Electronic Library Services

  The Electronic Library provides information access to anyone, anywhere, anytime which includes both secondary information (bibliographical data such as authors' names, titles, etc.) and primary information (the actual contents of books). With regard to secondary information, the NDL-OPAC System is the first to be mentioned. The system which was launched in October 2002 provides an online catalogue of 2.6 million Japanese titles from 1876 to the present and an index to 5.4 million periodical articles from 1948 to the present, and registered users can apply for copies of materials, etc. The NDL-OPAC system also makes available a catalogue of 110,000 magazines and newspapers produced in Japan and 280,000 doctoral theses that are kept by the NDL. Korean and Chinese newspapers, magazines and books from 1986 in the Diet Library can be retrieved at Asian Languages OPAC.
  In November 2002, the National Diet Library Database Navigation Service (Dnavi), a pilot project, was launched on the library's website. Users can search about 5,000 domestic Internet databases by name, author, category, etc. to find links to appropriate databases.
  The Digital Library from the Meiji Era is an important source of primary information. An image database of approximately 30,000 publications from the Meiji period, the copyrights for which have been cleared, is available on the website at http://kindai.ndl.go.jp/index.html. Digitization of publications will be extended as far as possible within the limits of copyright law.
  A database for Diet meeting minutes, developed jointly with the House of Representatives and the House of Councilors, is also primary material. It is possible to search and retrieve the plenary sessions and questions and answers from committee meetings in text and image form from the first Diet session (May 1947) to the present.
  Other primary information includes The Gallery, which displays colourful images of priceless picture scrolls, and colour woodblock prints from the Edo period, and WARP.
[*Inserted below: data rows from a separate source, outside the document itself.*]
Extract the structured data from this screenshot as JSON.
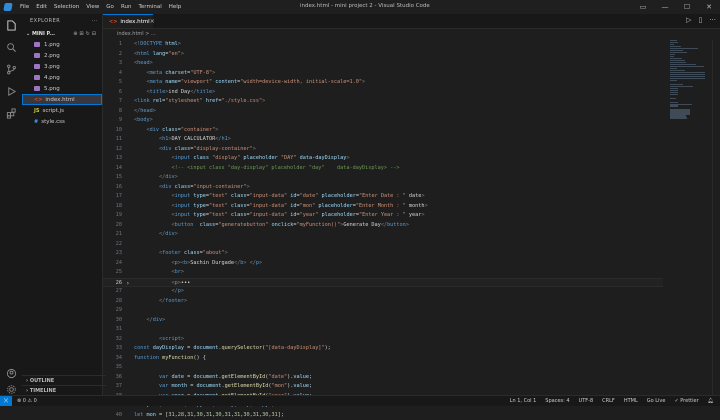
{
  "window": {
    "title": "index.html - mini project 2 - Visual Studio Code",
    "menu": [
      "File",
      "Edit",
      "Selection",
      "View",
      "Go",
      "Run",
      "Terminal",
      "Help"
    ]
  },
  "sidebar": {
    "header": "EXPLORER",
    "folder": "MINI P...",
    "files": [
      {
        "name": "1.png",
        "type": "image"
      },
      {
        "name": "2.png",
        "type": "image"
      },
      {
        "name": "3.png",
        "type": "image"
      },
      {
        "name": "4.png",
        "type": "image"
      },
      {
        "name": "5.png",
        "type": "image"
      },
      {
        "name": "index.html",
        "type": "html",
        "active": true
      },
      {
        "name": "script.js",
        "type": "js"
      },
      {
        "name": "style.css",
        "type": "css"
      }
    ],
    "outline": "OUTLINE",
    "timeline": "TIMELINE"
  },
  "tabs": [
    {
      "label": "index.html"
    }
  ],
  "breadcrumb": "index.html > ...",
  "editor": {
    "current_line": 26,
    "lines": [
      {
        "n": 1,
        "html": "<span class='p'>&lt;!</span><span class='t'>DOCTYPE</span> <span class='a'>html</span><span class='p'>&gt;</span>"
      },
      {
        "n": 2,
        "html": "<span class='p'>&lt;</span><span class='t'>html</span> <span class='a'>lang</span>=<span class='s'>\"en\"</span><span class='p'>&gt;</span>"
      },
      {
        "n": 3,
        "html": "<span class='p'>&lt;</span><span class='t'>head</span><span class='p'>&gt;</span>"
      },
      {
        "n": 4,
        "html": "    <span class='p'>&lt;</span><span class='t'>meta</span> <span class='a'>charset</span>=<span class='s'>\"UTF-8\"</span><span class='p'>&gt;</span>"
      },
      {
        "n": 5,
        "html": "    <span class='p'>&lt;</span><span class='t'>meta</span> <span class='a'>name</span>=<span class='s'>\"viewport\"</span> <span class='a'>content</span>=<span class='s'>\"width=device-width, initial-scale=1.0\"</span><span class='p'>&gt;</span>"
      },
      {
        "n": 6,
        "html": "    <span class='p'>&lt;</span><span class='t'>title</span><span class='p'>&gt;</span>ind Day<span class='p'>&lt;/</span><span class='t'>title</span><span class='p'>&gt;</span>"
      },
      {
        "n": 7,
        "html": "<span class='p'>&lt;</span><span class='t'>link</span> <span class='a'>rel</span>=<span class='s'>\"stylesheet\"</span> <span class='a'>href</span>=<span class='s'>\"./style.css\"</span><span class='p'>&gt;</span>"
      },
      {
        "n": 8,
        "html": "<span class='p'>&lt;/</span><span class='t'>head</span><span class='p'>&gt;</span>"
      },
      {
        "n": 9,
        "html": "<span class='p'>&lt;</span><span class='t'>body</span><span class='p'>&gt;</span>"
      },
      {
        "n": 10,
        "html": "    <span class='p'>&lt;</span><span class='t'>div</span> <span class='a'>class</span>=<span class='s'>\"container\"</span><span class='p'>&gt;</span>"
      },
      {
        "n": 11,
        "html": "        <span class='p'>&lt;</span><span class='t'>h1</span><span class='p'>&gt;</span>DAY CALCULATOR<span class='p'>&lt;/</span><span class='t'>h1</span><span class='p'>&gt;</span>"
      },
      {
        "n": 12,
        "html": "        <span class='p'>&lt;</span><span class='t'>div</span> <span class='a'>class</span>=<span class='s'>\"display-container\"</span><span class='p'>&gt;</span>"
      },
      {
        "n": 13,
        "html": "            <span class='p'>&lt;</span><span class='t'>input</span> <span class='a'>class</span> <span class='s'>\"display\"</span> <span class='a'>placeholder</span> <span class='s'>\"DAY\"</span> <span class='a'>data-dayDisplay</span><span class='p'>&gt;</span>"
      },
      {
        "n": 14,
        "html": "            <span class='c'>&lt;!-- &lt;input class \"day-display\" placeholder \"day\"    data-dayDisplay&gt; --&gt;</span>"
      },
      {
        "n": 15,
        "html": "        <span class='p'>&lt;/</span><span class='t'>div</span><span class='p'>&gt;</span>"
      },
      {
        "n": 16,
        "html": "        <span class='p'>&lt;</span><span class='t'>div</span> <span class='a'>class</span>=<span class='s'>\"input-container\"</span><span class='p'>&gt;</span>"
      },
      {
        "n": 17,
        "html": "            <span class='p'>&lt;</span><span class='t'>input</span> <span class='a'>type</span>=<span class='s'>\"text\"</span> <span class='a'>class</span>=<span class='s'>\"input-data\"</span> <span class='a'>id</span>=<span class='s'>\"date\"</span> <span class='a'>placeholder</span>=<span class='s'>\"Enter Date : \"</span> date<span class='p'>&gt;</span>"
      },
      {
        "n": 18,
        "html": "            <span class='p'>&lt;</span><span class='t'>input</span> <span class='a'>type</span>=<span class='s'>\"text\"</span> <span class='a'>class</span>=<span class='s'>\"input-data\"</span> <span class='a'>id</span>=<span class='s'>\"mon\"</span> <span class='a'>placeholder</span>=<span class='s'>\"Enter Month : \"</span> month<span class='p'>&gt;</span>"
      },
      {
        "n": 19,
        "html": "            <span class='p'>&lt;</span><span class='t'>input</span> <span class='a'>type</span>=<span class='s'>\"text\"</span> <span class='a'>class</span>=<span class='s'>\"input-data\"</span> <span class='a'>id</span>=<span class='s'>\"year\"</span> <span class='a'>placeholder</span>=<span class='s'>\"Enter Year : \"</span> year<span class='p'>&gt;</span>"
      },
      {
        "n": 20,
        "html": "            <span class='p'>&lt;</span><span class='t'>button</span>  <span class='a'>class</span>=<span class='s'>\"generatebutton\"</span> <span class='a'>onclick</span>=<span class='s'>\"myFunction()\"</span><span class='p'>&gt;</span>Generate Day<span class='p'>&lt;/</span><span class='t'>button</span><span class='p'>&gt;</span>"
      },
      {
        "n": 21,
        "html": "        <span class='p'>&lt;/</span><span class='t'>div</span><span class='p'>&gt;</span>"
      },
      {
        "n": 22,
        "html": ""
      },
      {
        "n": 23,
        "html": "        <span class='p'>&lt;</span><span class='t'>footer</span> <span class='a'>class</span>=<span class='s'>\"about\"</span><span class='p'>&gt;</span>"
      },
      {
        "n": 24,
        "html": "            <span class='p'>&lt;</span><span class='t'>p</span><span class='p'>&gt;&lt;</span><span class='t'>b</span><span class='p'>&gt;</span>Sachin Durgade<span class='p'>&lt;/</span><span class='t'>b</span><span class='p'>&gt;</span> <span class='p'>&lt;/</span><span class='t'>p</span><span class='p'>&gt;</span>"
      },
      {
        "n": 25,
        "html": "            <span class='p'>&lt;</span><span class='t'>br</span><span class='p'>&gt;</span>"
      },
      {
        "n": 26,
        "html": "            <span class='p'>&lt;</span><span class='t'>p</span><span class='p'>&gt;</span>•••"
      },
      {
        "n": 27,
        "html": "            <span class='p'>&lt;/</span><span class='t'>p</span><span class='p'>&gt;</span>"
      },
      {
        "n": 28,
        "html": "        <span class='p'>&lt;/</span><span class='t'>footer</span><span class='p'>&gt;</span>"
      },
      {
        "n": 29,
        "html": ""
      },
      {
        "n": 30,
        "html": "    <span class='p'>&lt;/</span><span class='t'>div</span><span class='p'>&gt;</span>"
      },
      {
        "n": 31,
        "html": ""
      },
      {
        "n": 32,
        "html": "        <span class='p'>&lt;</span><span class='t'>script</span><span class='p'>&gt;</span>"
      },
      {
        "n": 33,
        "html": "<span class='kk'>const</span> <span class='v'>dayDisplay</span> = <span class='v'>document</span>.<span class='f'>querySelector</span>(<span class='s'>\"[data-dayDisplay]\"</span>);"
      },
      {
        "n": 34,
        "html": "<span class='kk'>function</span> <span class='f'>myFunction</span>() {"
      },
      {
        "n": 35,
        "html": ""
      },
      {
        "n": 36,
        "html": "        <span class='kk'>var</span> <span class='v'>date</span> = <span class='v'>document</span>.<span class='f'>getElementById</span>(<span class='s'>\"date\"</span>).<span class='v'>value</span>;"
      },
      {
        "n": 37,
        "html": "        <span class='kk'>var</span> <span class='v'>month</span> = <span class='v'>document</span>.<span class='f'>getElementById</span>(<span class='s'>\"mon\"</span>).<span class='v'>value</span>;"
      },
      {
        "n": 38,
        "html": "        <span class='kk'>var</span> <span class='v'>year</span> = <span class='v'>document</span>.<span class='f'>getElementById</span>(<span class='s'>\"year\"</span>).<span class='v'>value</span>;"
      },
      {
        "n": 39,
        "html": "<span class='kk'>let</span> <span class='v'>year</span>,<span class='v'>modulus</span>,<span class='v'>leapyear</span>,<span class='v'>oddday</span>,<span class='v'>leap</span>,<span class='v'>leapyr</span>;"
      },
      {
        "n": 40,
        "html": "<span class='kk'>let</span> <span class='v'>mon</span> = [<span class='n'>31</span>,<span class='n'>28</span>,<span class='n'>31</span>,<span class='n'>30</span>,<span class='n'>31</span>,<span class='n'>30</span>,<span class='n'>31</span>,<span class='n'>31</span>,<span class='n'>30</span>,<span class='n'>31</span>,<span class='n'>30</span>,<span class='n'>31</span>];"
      }
    ]
  },
  "statusbar": {
    "left": [
      "⊗ 0  ⚠ 0"
    ],
    "right": [
      "Ln 1, Col 1",
      "Spaces: 4",
      "UTF-8",
      "CRLF",
      "HTML",
      "Go Live",
      "✓ Prettier"
    ]
  },
  "colors": {
    "accent": "#0078d4",
    "editor_bg": "#1e1e1e",
    "sidebar_bg": "#181818"
  }
}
Unchanging Mission, New Services

  NDL's mission mentioned at the beginning of this article, has not changed since enactment of the National Diet Library Law fifty years ago. The significance of the preamble has increased with the evolution of political, economic and social conditions in Japan and developments in the surrounding international environment. The NDL's roles as a library and a research agency for the Diet and its duty to provide library services to the general public remain unchanged. In order to fulfill these obligations, it must strive to collect and preserve publications appropriate for the times and enrich its services, fostering close communication with other libraries and related institutions.

(translated by Cathy Hirano)

*Edited and translated from the article "Kokuritsu kokkai toshokan - kawaranu shimei, atarashii savisu" December 2002 second issue, Shuppan News (Japanese publication news and reviews), Shuppan News Co., Ltd.

Tsukamoto Takashi
Director, Administrative Division, Administrative Department, National Diet Library, 1-10-1, Nagata-cho, Chiyoda-ku, Tokyo, 100-8924, Japan, e-mail: ta-tsuka@ndl.go.jp, URL: http://www.ndl.go.jp/en/index.html
Born in 1952. Graduating from Waseda University School of Law, he joined the National Diet Library in 1976. After holding several positions including that of Director, Foreign Affairs and National Defence Division, Research and Legislative Reference Bureau, he has worked as Director, Administrative Division, Administrative Department since 2002.